* _What the task asks_: The entries below must be retyped exactly. Pictures are to be omitted.

* _Data shown_:
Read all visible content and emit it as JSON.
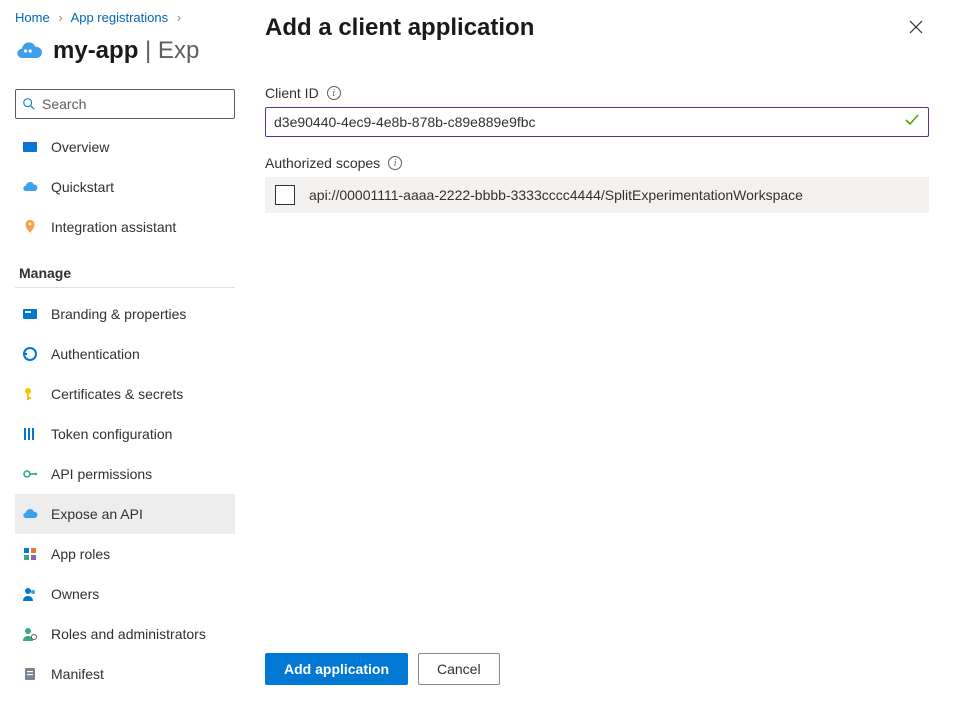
{
  "breadcrumb": {
    "home": "Home",
    "registrations": "App registrations"
  },
  "header": {
    "app_name": "my-app",
    "suffix": " | Exp"
  },
  "search": {
    "placeholder": "Search"
  },
  "nav": {
    "overview": "Overview",
    "quickstart": "Quickstart",
    "integration_assistant": "Integration assistant",
    "manage_label": "Manage",
    "branding": "Branding & properties",
    "authentication": "Authentication",
    "certificates": "Certificates & secrets",
    "token_config": "Token configuration",
    "api_permissions": "API permissions",
    "expose_api": "Expose an API",
    "app_roles": "App roles",
    "owners": "Owners",
    "roles_admins": "Roles and administrators",
    "manifest": "Manifest"
  },
  "panel": {
    "title": "Add a client application",
    "client_id_label": "Client ID",
    "client_id_value": "d3e90440-4ec9-4e8b-878b-c89e889e9fbc",
    "scopes_label": "Authorized scopes",
    "scope_value": "api://00001111-aaaa-2222-bbbb-3333cccc4444/SplitExperimentationWorkspace",
    "add_button": "Add application",
    "cancel_button": "Cancel"
  }
}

* _Exercise output_:
Read all visible content and emit it as JSON.
{
  "breadcrumb": {
    "home": "Home",
    "registrations": "App registrations"
  },
  "header": {
    "app_name": "my-app",
    "suffix": " | Exp"
  },
  "search": {
    "placeholder": "Search"
  },
  "nav": {
    "overview": "Overview",
    "quickstart": "Quickstart",
    "integration_assistant": "Integration assistant",
    "manage_label": "Manage",
    "branding": "Branding & properties",
    "authentication": "Authentication",
    "certificates": "Certificates & secrets",
    "token_config": "Token configuration",
    "api_permissions": "API permissions",
    "expose_api": "Expose an API",
    "app_roles": "App roles",
    "owners": "Owners",
    "roles_admins": "Roles and administrators",
    "manifest": "Manifest"
  },
  "panel": {
    "title": "Add a client application",
    "client_id_label": "Client ID",
    "client_id_value": "d3e90440-4ec9-4e8b-878b-c89e889e9fbc",
    "scopes_label": "Authorized scopes",
    "scope_value": "api://00001111-aaaa-2222-bbbb-3333cccc4444/SplitExperimentationWorkspace",
    "add_button": "Add application",
    "cancel_button": "Cancel"
  }
}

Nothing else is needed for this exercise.